■ What to work on
Drop the pictures from the entries below, then reproduce the rest exactly.

■ Data extract

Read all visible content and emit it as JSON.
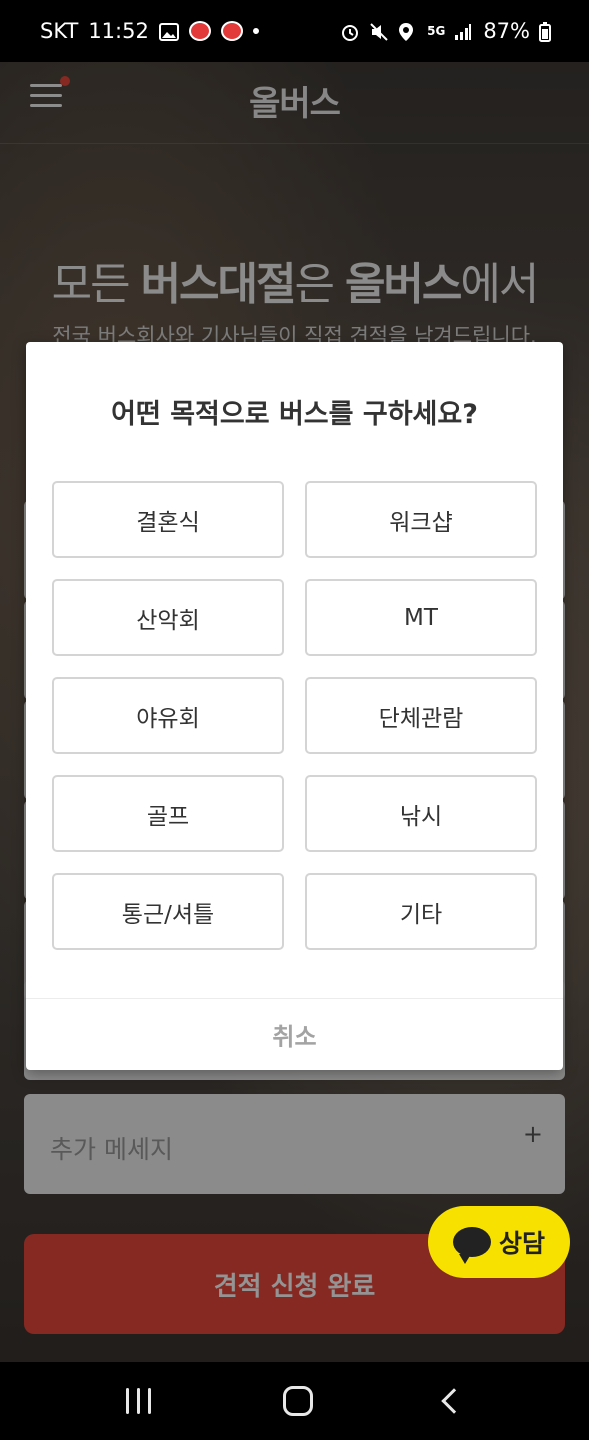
{
  "status_bar": {
    "carrier": "SKT",
    "time": "11:52",
    "network": "5G",
    "battery": "87%"
  },
  "app": {
    "logo": "올버스",
    "hero_title_parts": [
      "모든 ",
      "버스대절",
      "은 ",
      "올버스",
      "에서"
    ],
    "hero_subtitle": "전국 버스회사와 기사님들이 직접 견적을 남겨드립니다.",
    "extra_message_placeholder": "추가 메세지",
    "extra_message_plus": "+",
    "submit_label": "견적 신청 완료",
    "chat_label": "상담"
  },
  "dialog": {
    "title": "어떤 목적으로 버스를 구하세요?",
    "options": [
      "결혼식",
      "워크샵",
      "산악회",
      "MT",
      "야유회",
      "단체관람",
      "골프",
      "낚시",
      "통근/셔틀",
      "기타"
    ],
    "cancel_label": "취소"
  },
  "colors": {
    "accent": "#e5483c",
    "chat_yellow": "#f7e100"
  }
}
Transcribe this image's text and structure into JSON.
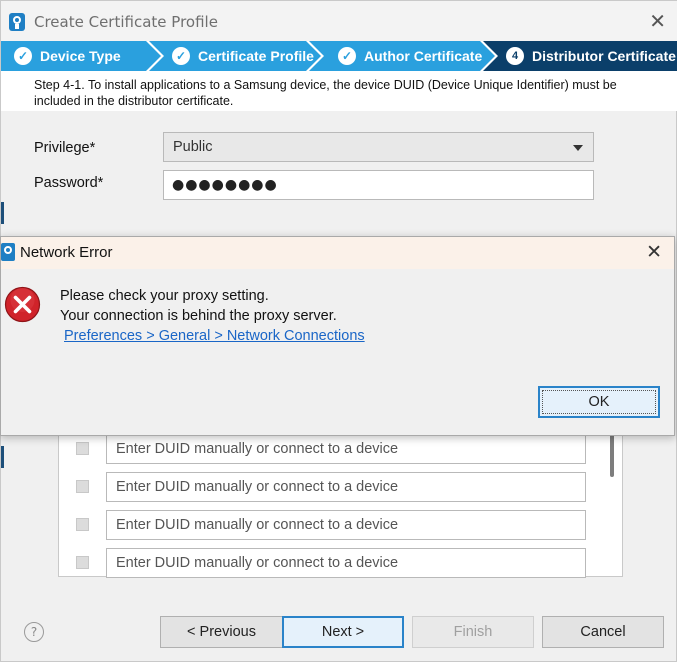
{
  "window": {
    "title": "Create Certificate Profile"
  },
  "steps": [
    {
      "label": "Device Type",
      "state": "done"
    },
    {
      "label": "Certificate Profile",
      "state": "done"
    },
    {
      "label": "Author Certificate",
      "state": "done"
    },
    {
      "label": "Distributor Certificate",
      "state": "active",
      "number": "4"
    }
  ],
  "description": "Step 4-1. To install applications to a Samsung device, the device DUID (Device Unique Identifier) must be included in the distributor certificate.",
  "form": {
    "privilege_label": "Privilege*",
    "privilege_value": "Public",
    "password_label": "Password*",
    "password_value": "●●●●●●●●"
  },
  "duid_rows": [
    {
      "placeholder": "Enter DUID manually or connect to a device"
    },
    {
      "placeholder": "Enter DUID manually or connect to a device"
    },
    {
      "placeholder": "Enter DUID manually or connect to a device"
    },
    {
      "placeholder": "Enter DUID manually or connect to a device"
    }
  ],
  "buttons": {
    "help": "?",
    "previous": "< Previous",
    "next": "Next >",
    "finish": "Finish",
    "cancel": "Cancel"
  },
  "dialog": {
    "title": "Network Error",
    "line1": "Please check your proxy setting.",
    "line2": "Your connection is behind the proxy server.",
    "link": "Preferences > General > Network Connections",
    "ok": "OK"
  },
  "colors": {
    "step_active": "#0b3f6a",
    "step_done": "#2aa0de",
    "link": "#1a66c7",
    "error_red": "#d0232a"
  },
  "icons": {
    "app": "tizen-certificate-icon",
    "check": "check-icon",
    "error": "error-x-icon",
    "close": "close-icon",
    "dropdown": "chevron-down-icon"
  }
}
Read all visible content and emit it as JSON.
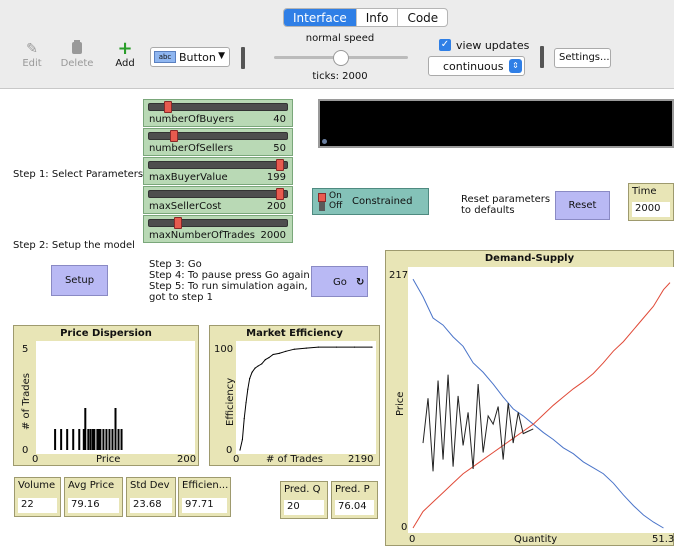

■ Solution to this problem
Read all visible content and emit it as JSON.
{
  "status_bar": {
    "carrier": "SKT",
    "time": "11:52",
    "network": "5G",
    "battery": "87%"
  },
  "app": {
    "logo": "올버스",
    "hero_title_parts": [
      "모든 ",
      "버스대절",
      "은 ",
      "올버스",
      "에서"
    ],
    "hero_subtitle": "전국 버스회사와 기사님들이 직접 견적을 남겨드립니다.",
    "extra_message_placeholder": "추가 메세지",
    "extra_message_plus": "+",
    "submit_label": "견적 신청 완료",
    "chat_label": "상담"
  },
  "dialog": {
    "title": "어떤 목적으로 버스를 구하세요?",
    "options": [
      "결혼식",
      "워크샵",
      "산악회",
      "MT",
      "야유회",
      "단체관람",
      "골프",
      "낚시",
      "통근/셔틀",
      "기타"
    ],
    "cancel_label": "취소"
  },
  "colors": {
    "accent": "#e5483c",
    "chat_yellow": "#f7e100"
  }
}
Transcribe this image's text and structure into JSON.
{
  "window": {
    "title": "Create Certificate Profile"
  },
  "steps": [
    {
      "label": "Device Type",
      "state": "done"
    },
    {
      "label": "Certificate Profile",
      "state": "done"
    },
    {
      "label": "Author Certificate",
      "state": "done"
    },
    {
      "label": "Distributor Certificate",
      "state": "active",
      "number": "4"
    }
  ],
  "description": "Step 4-1. To install applications to a Samsung device, the device DUID (Device Unique Identifier) must be included in the distributor certificate.",
  "form": {
    "privilege_label": "Privilege*",
    "privilege_value": "Public",
    "password_label": "Password*",
    "password_value": "●●●●●●●●"
  },
  "duid_rows": [
    {
      "placeholder": "Enter DUID manually or connect to a device"
    },
    {
      "placeholder": "Enter DUID manually or connect to a device"
    },
    {
      "placeholder": "Enter DUID manually or connect to a device"
    },
    {
      "placeholder": "Enter DUID manually or connect to a device"
    }
  ],
  "buttons": {
    "help": "?",
    "previous": "< Previous",
    "next": "Next >",
    "finish": "Finish",
    "cancel": "Cancel"
  },
  "dialog": {
    "title": "Network Error",
    "line1": "Please check your proxy setting.",
    "line2": "Your connection is behind the proxy server.",
    "link": "Preferences > General > Network Connections",
    "ok": "OK"
  },
  "colors": {
    "step_active": "#0b3f6a",
    "step_done": "#2aa0de",
    "link": "#1a66c7",
    "error_red": "#d0232a"
  },
  "icons": {
    "app": "tizen-certificate-icon",
    "check": "check-icon",
    "error": "error-x-icon",
    "close": "close-icon",
    "dropdown": "chevron-down-icon"
  }
}
Read all visible content and emit it as JSON.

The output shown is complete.